At a family reunion in Wales several years ago, the prize-winning poet Owen Sheers stumbled across the mesmerizing story of his great-great-uncle Arthur Cripps, a mysterious figure who turned from poetry to missionary work in Africa and ultimately became a shamanlike figure, ministering to the locals.
Arthur Cripps left his native England in a ship set for southern Rhodesia in 1900. During his time as a missionary in the British colony, Cripps became passionate about indigenous ways, leaving him ostracized from the largely racist, conservative European minority. Railing against colonial injustice, Cripps became a hero to the native population. He chose to exile himself from the Anglican church, factions of which branded him a heretic and burned down his churches. All the while he hid the soul-racking secret of what had driven him from England into the heart of Africa.
The Dust Diaries is the haunting record of Sheers's all-consuming attempt to piece together the luminous fragments of Arthur Cripps's remarkable life, and to understand the mystery of why he abandoned England for life in the African veldt - a journey that takes Sheers from the genteel reading rooms of Oxford University's libraries to the parched landscape of contemporary Zimbabwe. Refracting Cripps's life through the prism of his own vivid imagination, Sheers illuminates the devastating effects of power, the potent effects of grace, and the legacy of an extraordinary life.
|Publisher:||Houghton Mifflin Harcourt|
|Product dimensions:||5.50(w) x 8.25(h) x 0.81(d)|
About the Author

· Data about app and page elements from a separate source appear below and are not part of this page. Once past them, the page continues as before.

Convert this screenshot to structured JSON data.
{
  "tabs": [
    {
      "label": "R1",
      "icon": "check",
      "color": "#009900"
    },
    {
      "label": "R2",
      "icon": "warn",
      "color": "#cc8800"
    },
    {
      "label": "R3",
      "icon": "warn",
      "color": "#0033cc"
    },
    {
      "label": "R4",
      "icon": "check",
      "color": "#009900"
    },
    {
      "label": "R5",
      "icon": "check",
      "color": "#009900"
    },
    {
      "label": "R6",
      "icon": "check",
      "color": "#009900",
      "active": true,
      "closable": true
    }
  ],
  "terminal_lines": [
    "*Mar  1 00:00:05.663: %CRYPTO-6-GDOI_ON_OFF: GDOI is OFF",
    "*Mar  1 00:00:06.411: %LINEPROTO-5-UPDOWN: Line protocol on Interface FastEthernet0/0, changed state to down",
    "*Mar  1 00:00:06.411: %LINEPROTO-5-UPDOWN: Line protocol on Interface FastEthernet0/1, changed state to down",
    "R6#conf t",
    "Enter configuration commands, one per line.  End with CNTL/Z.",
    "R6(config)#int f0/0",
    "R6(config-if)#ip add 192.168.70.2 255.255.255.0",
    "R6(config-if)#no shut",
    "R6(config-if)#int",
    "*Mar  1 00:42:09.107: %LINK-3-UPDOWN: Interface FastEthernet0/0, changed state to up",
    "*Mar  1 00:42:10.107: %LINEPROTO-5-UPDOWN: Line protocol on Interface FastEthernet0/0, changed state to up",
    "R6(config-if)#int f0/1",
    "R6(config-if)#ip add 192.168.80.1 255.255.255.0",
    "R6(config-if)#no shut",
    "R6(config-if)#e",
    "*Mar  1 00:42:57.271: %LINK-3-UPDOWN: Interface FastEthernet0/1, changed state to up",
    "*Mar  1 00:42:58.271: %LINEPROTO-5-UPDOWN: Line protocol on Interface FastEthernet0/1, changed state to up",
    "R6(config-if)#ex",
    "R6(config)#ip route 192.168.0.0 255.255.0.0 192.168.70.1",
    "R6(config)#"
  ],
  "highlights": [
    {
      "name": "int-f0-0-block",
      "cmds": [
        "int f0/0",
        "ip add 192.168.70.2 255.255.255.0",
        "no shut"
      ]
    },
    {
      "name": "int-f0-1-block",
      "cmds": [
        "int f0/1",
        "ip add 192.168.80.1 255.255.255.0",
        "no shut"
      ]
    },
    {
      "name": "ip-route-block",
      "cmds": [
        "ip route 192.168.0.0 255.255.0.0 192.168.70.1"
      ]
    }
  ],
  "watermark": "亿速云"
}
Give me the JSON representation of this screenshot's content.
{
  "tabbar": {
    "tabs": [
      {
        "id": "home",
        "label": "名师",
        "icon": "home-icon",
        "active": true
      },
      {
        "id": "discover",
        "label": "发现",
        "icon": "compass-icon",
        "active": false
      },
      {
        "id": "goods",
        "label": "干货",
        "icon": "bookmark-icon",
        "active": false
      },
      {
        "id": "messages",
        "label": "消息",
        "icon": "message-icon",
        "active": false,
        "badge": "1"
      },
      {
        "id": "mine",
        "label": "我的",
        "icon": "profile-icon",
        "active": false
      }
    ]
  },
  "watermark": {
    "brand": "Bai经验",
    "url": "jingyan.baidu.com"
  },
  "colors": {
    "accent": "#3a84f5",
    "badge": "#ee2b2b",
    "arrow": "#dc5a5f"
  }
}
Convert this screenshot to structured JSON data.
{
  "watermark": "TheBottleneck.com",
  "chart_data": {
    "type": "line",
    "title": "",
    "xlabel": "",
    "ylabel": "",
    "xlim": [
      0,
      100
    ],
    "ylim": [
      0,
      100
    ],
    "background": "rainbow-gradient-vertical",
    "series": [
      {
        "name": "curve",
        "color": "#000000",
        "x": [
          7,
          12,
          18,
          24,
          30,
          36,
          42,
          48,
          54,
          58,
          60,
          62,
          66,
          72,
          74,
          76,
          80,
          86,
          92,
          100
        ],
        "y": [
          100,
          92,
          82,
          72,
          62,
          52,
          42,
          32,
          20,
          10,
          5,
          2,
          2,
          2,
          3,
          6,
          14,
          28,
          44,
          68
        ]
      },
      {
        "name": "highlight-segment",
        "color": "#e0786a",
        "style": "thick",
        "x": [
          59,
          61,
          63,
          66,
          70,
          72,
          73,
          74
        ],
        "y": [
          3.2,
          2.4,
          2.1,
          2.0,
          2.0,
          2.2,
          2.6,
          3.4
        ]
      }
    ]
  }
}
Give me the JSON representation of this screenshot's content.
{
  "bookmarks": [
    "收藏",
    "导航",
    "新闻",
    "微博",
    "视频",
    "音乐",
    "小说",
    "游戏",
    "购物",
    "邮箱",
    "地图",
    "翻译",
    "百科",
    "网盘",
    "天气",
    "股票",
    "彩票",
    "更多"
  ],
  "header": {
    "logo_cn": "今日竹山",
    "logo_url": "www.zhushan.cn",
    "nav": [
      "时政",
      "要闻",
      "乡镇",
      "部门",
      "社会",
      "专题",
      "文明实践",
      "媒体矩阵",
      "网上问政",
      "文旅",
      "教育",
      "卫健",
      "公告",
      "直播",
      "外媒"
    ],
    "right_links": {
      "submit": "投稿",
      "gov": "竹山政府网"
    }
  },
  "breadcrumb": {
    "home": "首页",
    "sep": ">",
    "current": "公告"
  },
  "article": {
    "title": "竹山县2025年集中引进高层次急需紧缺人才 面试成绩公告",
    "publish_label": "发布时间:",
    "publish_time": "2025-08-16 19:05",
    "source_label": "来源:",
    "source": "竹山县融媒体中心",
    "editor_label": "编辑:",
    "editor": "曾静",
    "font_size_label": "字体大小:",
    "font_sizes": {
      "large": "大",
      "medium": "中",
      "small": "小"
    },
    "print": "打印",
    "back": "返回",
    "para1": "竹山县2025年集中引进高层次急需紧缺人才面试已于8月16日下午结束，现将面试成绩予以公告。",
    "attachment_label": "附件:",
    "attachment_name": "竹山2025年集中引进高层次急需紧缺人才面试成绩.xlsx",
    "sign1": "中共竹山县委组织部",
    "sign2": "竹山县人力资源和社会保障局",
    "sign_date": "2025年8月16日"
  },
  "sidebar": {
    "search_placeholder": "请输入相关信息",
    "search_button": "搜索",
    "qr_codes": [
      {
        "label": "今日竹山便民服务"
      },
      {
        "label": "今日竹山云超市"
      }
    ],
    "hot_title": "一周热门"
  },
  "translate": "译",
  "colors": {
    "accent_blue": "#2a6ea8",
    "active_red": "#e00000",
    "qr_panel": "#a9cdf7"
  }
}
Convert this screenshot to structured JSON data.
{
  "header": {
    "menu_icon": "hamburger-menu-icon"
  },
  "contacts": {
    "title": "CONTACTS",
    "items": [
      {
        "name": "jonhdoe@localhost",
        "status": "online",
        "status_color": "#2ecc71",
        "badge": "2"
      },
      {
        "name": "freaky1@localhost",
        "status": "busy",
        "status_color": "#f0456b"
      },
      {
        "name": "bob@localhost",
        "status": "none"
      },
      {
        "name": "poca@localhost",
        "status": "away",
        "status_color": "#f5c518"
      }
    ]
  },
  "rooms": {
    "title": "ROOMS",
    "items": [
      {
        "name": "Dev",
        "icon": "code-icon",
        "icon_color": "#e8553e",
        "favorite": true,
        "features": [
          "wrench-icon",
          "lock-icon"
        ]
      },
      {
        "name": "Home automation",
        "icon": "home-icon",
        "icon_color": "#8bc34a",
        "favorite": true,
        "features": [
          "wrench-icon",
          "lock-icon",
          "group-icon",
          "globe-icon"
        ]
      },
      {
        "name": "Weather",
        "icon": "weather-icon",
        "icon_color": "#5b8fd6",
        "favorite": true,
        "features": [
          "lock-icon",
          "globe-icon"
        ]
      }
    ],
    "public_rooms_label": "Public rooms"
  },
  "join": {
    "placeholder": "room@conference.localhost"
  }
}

OWEN SHEERS, twenty-nine years old, has received numerous prizes and awards for his poetry in Great Britain, including his selection by the Independent (UK) as one of Britain’s Top Thirty Young Writers. He currently works for the BBC.